**PROBLEM REQUIREMENTS**
Return the following data exactly, with all pictures left out.

**DATA EXTRACTS**
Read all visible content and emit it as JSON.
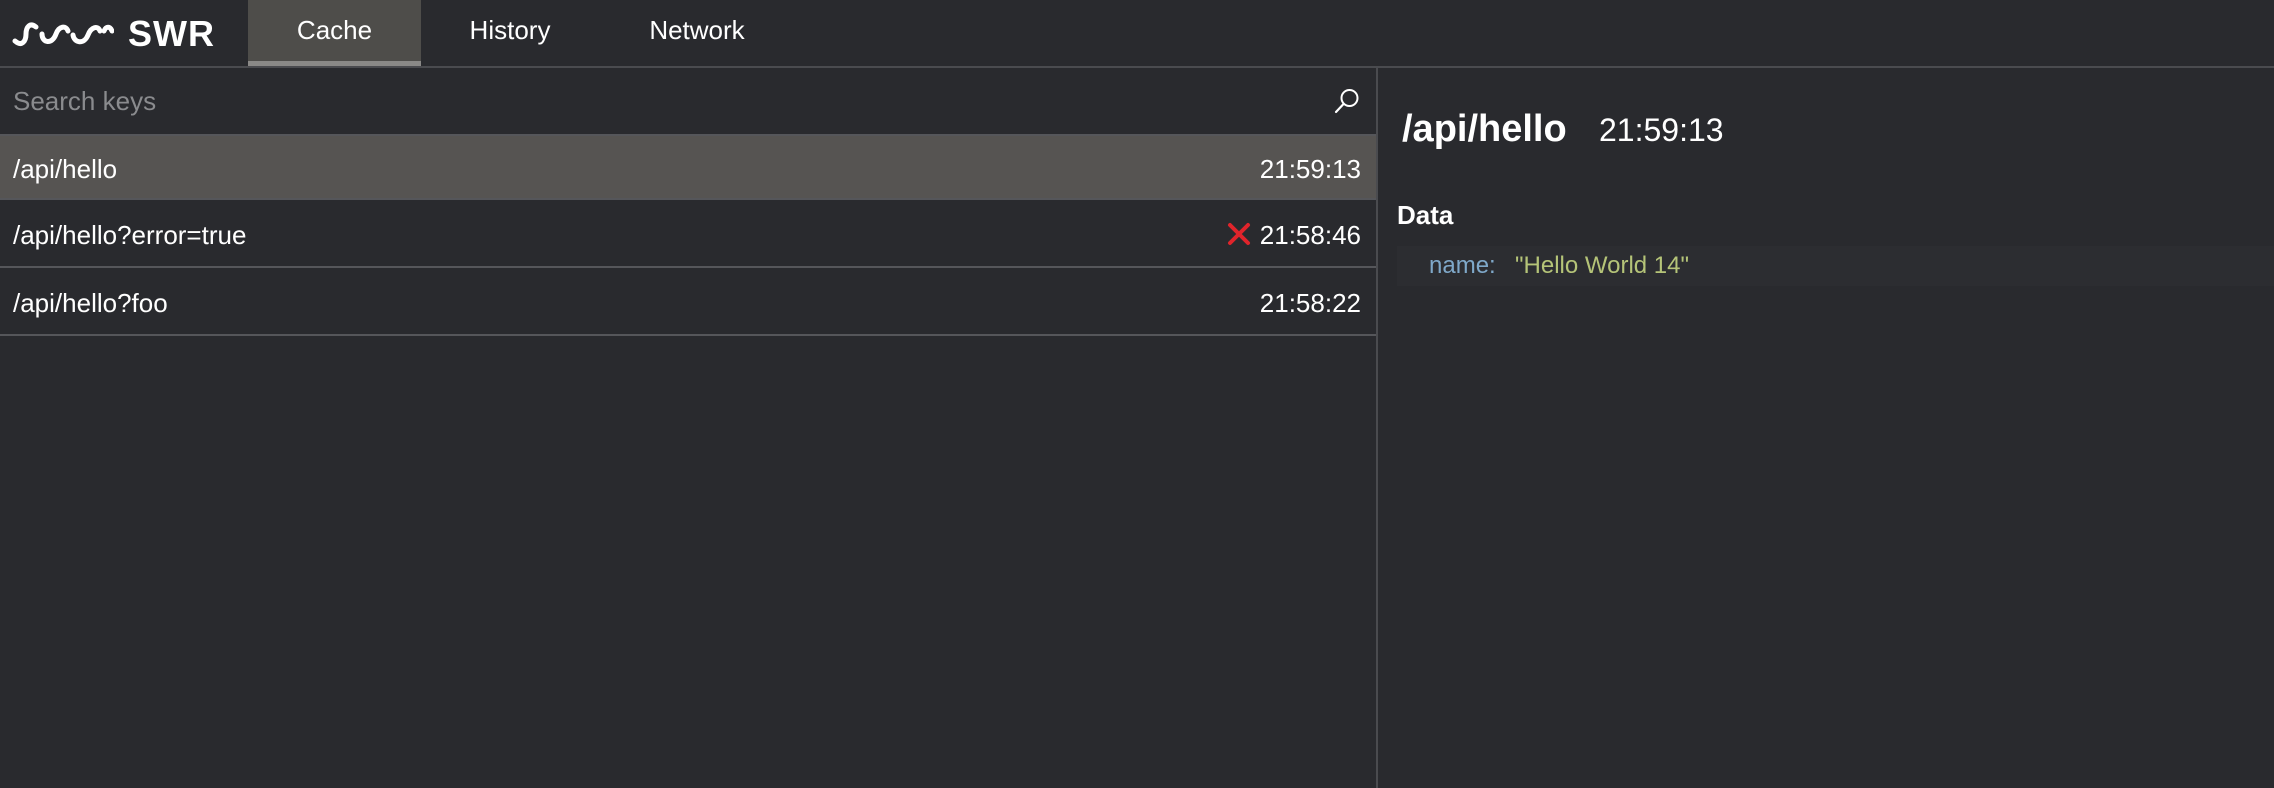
{
  "app": {
    "logo_text": "SWR"
  },
  "tabs": [
    {
      "label": "Cache",
      "active": true
    },
    {
      "label": "History",
      "active": false
    },
    {
      "label": "Network",
      "active": false
    }
  ],
  "search": {
    "placeholder": "Search keys",
    "value": ""
  },
  "cache_list": [
    {
      "key": "/api/hello",
      "time": "21:59:13",
      "error": false,
      "selected": true
    },
    {
      "key": "/api/hello?error=true",
      "time": "21:58:46",
      "error": true,
      "selected": false
    },
    {
      "key": "/api/hello?foo",
      "time": "21:58:22",
      "error": false,
      "selected": false
    }
  ],
  "detail": {
    "key": "/api/hello",
    "time": "21:59:13",
    "section_label": "Data",
    "fields": [
      {
        "name": "name:",
        "value": "\"Hello World 14\""
      }
    ]
  },
  "colors": {
    "background": "#292a2e",
    "selected_row": "#565452",
    "error": "#e0242b",
    "json_key": "#7fa8c9",
    "json_string": "#b5c478"
  }
}
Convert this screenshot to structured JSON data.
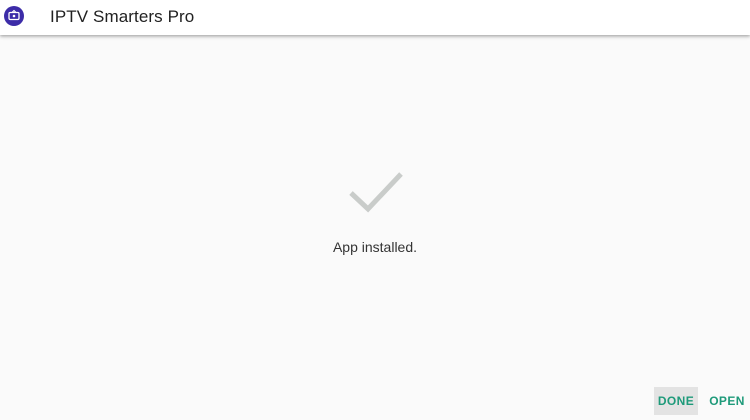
{
  "app_bar": {
    "title": "IPTV Smarters Pro",
    "icon": "tv-app-logo-icon"
  },
  "main": {
    "status_icon": "check-icon",
    "status_text": "App installed."
  },
  "actions": {
    "done_label": "DONE",
    "open_label": "OPEN"
  },
  "colors": {
    "accent": "#1e9a7a",
    "app_icon_bg": "#3c2ca8",
    "check": "#c9ccca",
    "background": "#fafafa"
  }
}
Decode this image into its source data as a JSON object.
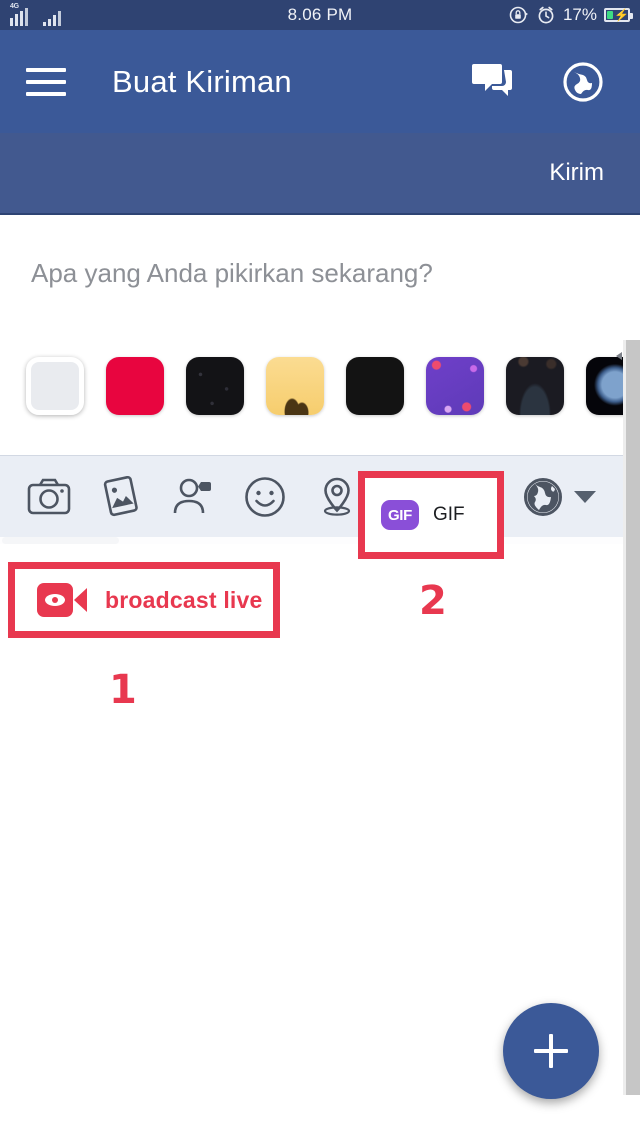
{
  "statusbar": {
    "network_label": "4G",
    "time": "8.06 PM",
    "battery_percent": "17%",
    "rotation_lock_icon": "rotation-lock-icon",
    "alarm_icon": "alarm-clock-icon",
    "battery_icon": "battery-charging-icon"
  },
  "appbar": {
    "menu_icon": "hamburger-menu-icon",
    "title": "Buat Kiriman",
    "messenger_icon": "chat-bubbles-icon",
    "globe_icon": "globe-notifications-icon"
  },
  "actionbar": {
    "submit_label": "Kirim"
  },
  "composer": {
    "placeholder": "Apa yang Anda pikirkan sekarang?"
  },
  "backgrounds": {
    "label": "post-background-swatches",
    "items": [
      {
        "name": "plain-white",
        "color": "#e9ebef",
        "selected": true
      },
      {
        "name": "crimson",
        "color": "#e8053f",
        "selected": false
      },
      {
        "name": "dark-speckled",
        "color": "#131316",
        "selected": false
      },
      {
        "name": "golden-sand",
        "color": "#f8d580",
        "selected": false
      },
      {
        "name": "black",
        "color": "#131313",
        "selected": false
      },
      {
        "name": "purple-confetti",
        "color": "#6b3fc4",
        "selected": false
      },
      {
        "name": "dark-navy",
        "color": "#1b1b22",
        "selected": false
      },
      {
        "name": "black-blue-moon",
        "color": "#05050a",
        "selected": false
      }
    ]
  },
  "toolbar": {
    "items": [
      {
        "name": "camera-icon",
        "label": "Kamera"
      },
      {
        "name": "photo-icon",
        "label": "Foto"
      },
      {
        "name": "tag-people-icon",
        "label": "Tandai Orang"
      },
      {
        "name": "emoji-icon",
        "label": "Perasaan"
      },
      {
        "name": "location-pin-icon",
        "label": "Check In"
      }
    ],
    "privacy": {
      "icon": "globe-privacy-icon",
      "caret": "chevron-down-icon"
    }
  },
  "annotations": {
    "accent_color": "#e8384f",
    "live": {
      "icon": "broadcast-live-camera-icon",
      "text": "broadcast live",
      "marker": "1"
    },
    "gif": {
      "badge_text": "GIF",
      "label": "GIF",
      "badge_color": "#8a4fd8",
      "marker": "2"
    }
  },
  "fab": {
    "name": "add-post-button",
    "icon": "plus-icon"
  }
}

**REPLY TO THE EXERCISE**
Read all visible content and emit it as JSON.
{
  "app": {
    "logo_text": "SWR"
  },
  "tabs": [
    {
      "label": "Cache",
      "active": true
    },
    {
      "label": "History",
      "active": false
    },
    {
      "label": "Network",
      "active": false
    }
  ],
  "search": {
    "placeholder": "Search keys",
    "value": ""
  },
  "cache_list": [
    {
      "key": "/api/hello",
      "time": "21:59:13",
      "error": false,
      "selected": true
    },
    {
      "key": "/api/hello?error=true",
      "time": "21:58:46",
      "error": true,
      "selected": false
    },
    {
      "key": "/api/hello?foo",
      "time": "21:58:22",
      "error": false,
      "selected": false
    }
  ],
  "detail": {
    "key": "/api/hello",
    "time": "21:59:13",
    "section_label": "Data",
    "fields": [
      {
        "name": "name:",
        "value": "\"Hello World 14\""
      }
    ]
  },
  "colors": {
    "background": "#292a2e",
    "selected_row": "#565452",
    "error": "#e0242b",
    "json_key": "#7fa8c9",
    "json_string": "#b5c478"
  }
}
Convert this screenshot to structured JSON data.
{
  "app_bar": {
    "title": "IPTV Smarters Pro",
    "icon": "tv-app-logo-icon"
  },
  "main": {
    "status_icon": "check-icon",
    "status_text": "App installed."
  },
  "actions": {
    "done_label": "DONE",
    "open_label": "OPEN"
  },
  "colors": {
    "accent": "#1e9a7a",
    "app_icon_bg": "#3c2ca8",
    "check": "#c9ccca",
    "background": "#fafafa"
  }
}
Decode this image into its source data as a JSON object.
{
  "statusbar": {
    "network_label": "4G",
    "time": "8.06 PM",
    "battery_percent": "17%",
    "rotation_lock_icon": "rotation-lock-icon",
    "alarm_icon": "alarm-clock-icon",
    "battery_icon": "battery-charging-icon"
  },
  "appbar": {
    "menu_icon": "hamburger-menu-icon",
    "title": "Buat Kiriman",
    "messenger_icon": "chat-bubbles-icon",
    "globe_icon": "globe-notifications-icon"
  },
  "actionbar": {
    "submit_label": "Kirim"
  },
  "composer": {
    "placeholder": "Apa yang Anda pikirkan sekarang?"
  },
  "backgrounds": {
    "label": "post-background-swatches",
    "items": [
      {
        "name": "plain-white",
        "color": "#e9ebef",
        "selected": true
      },
      {
        "name": "crimson",
        "color": "#e8053f",
        "selected": false
      },
      {
        "name": "dark-speckled",
        "color": "#131316",
        "selected": false
      },
      {
        "name": "golden-sand",
        "color": "#f8d580",
        "selected": false
      },
      {
        "name": "black",
        "color": "#131313",
        "selected": false
      },
      {
        "name": "purple-confetti",
        "color": "#6b3fc4",
        "selected": false
      },
      {
        "name": "dark-navy",
        "color": "#1b1b22",
        "selected": false
      },
      {
        "name": "black-blue-moon",
        "color": "#05050a",
        "selected": false
      }
    ]
  },
  "toolbar": {
    "items": [
      {
        "name": "camera-icon",
        "label": "Kamera"
      },
      {
        "name": "photo-icon",
        "label": "Foto"
      },
      {
        "name": "tag-people-icon",
        "label": "Tandai Orang"
      },
      {
        "name": "emoji-icon",
        "label": "Perasaan"
      },
      {
        "name": "location-pin-icon",
        "label": "Check In"
      }
    ],
    "privacy": {
      "icon": "globe-privacy-icon",
      "caret": "chevron-down-icon"
    }
  },
  "annotations": {
    "accent_color": "#e8384f",
    "live": {
      "icon": "broadcast-live-camera-icon",
      "text": "broadcast live",
      "marker": "1"
    },
    "gif": {
      "badge_text": "GIF",
      "label": "GIF",
      "badge_color": "#8a4fd8",
      "marker": "2"
    }
  },
  "fab": {
    "name": "add-post-button",
    "icon": "plus-icon"
  }
}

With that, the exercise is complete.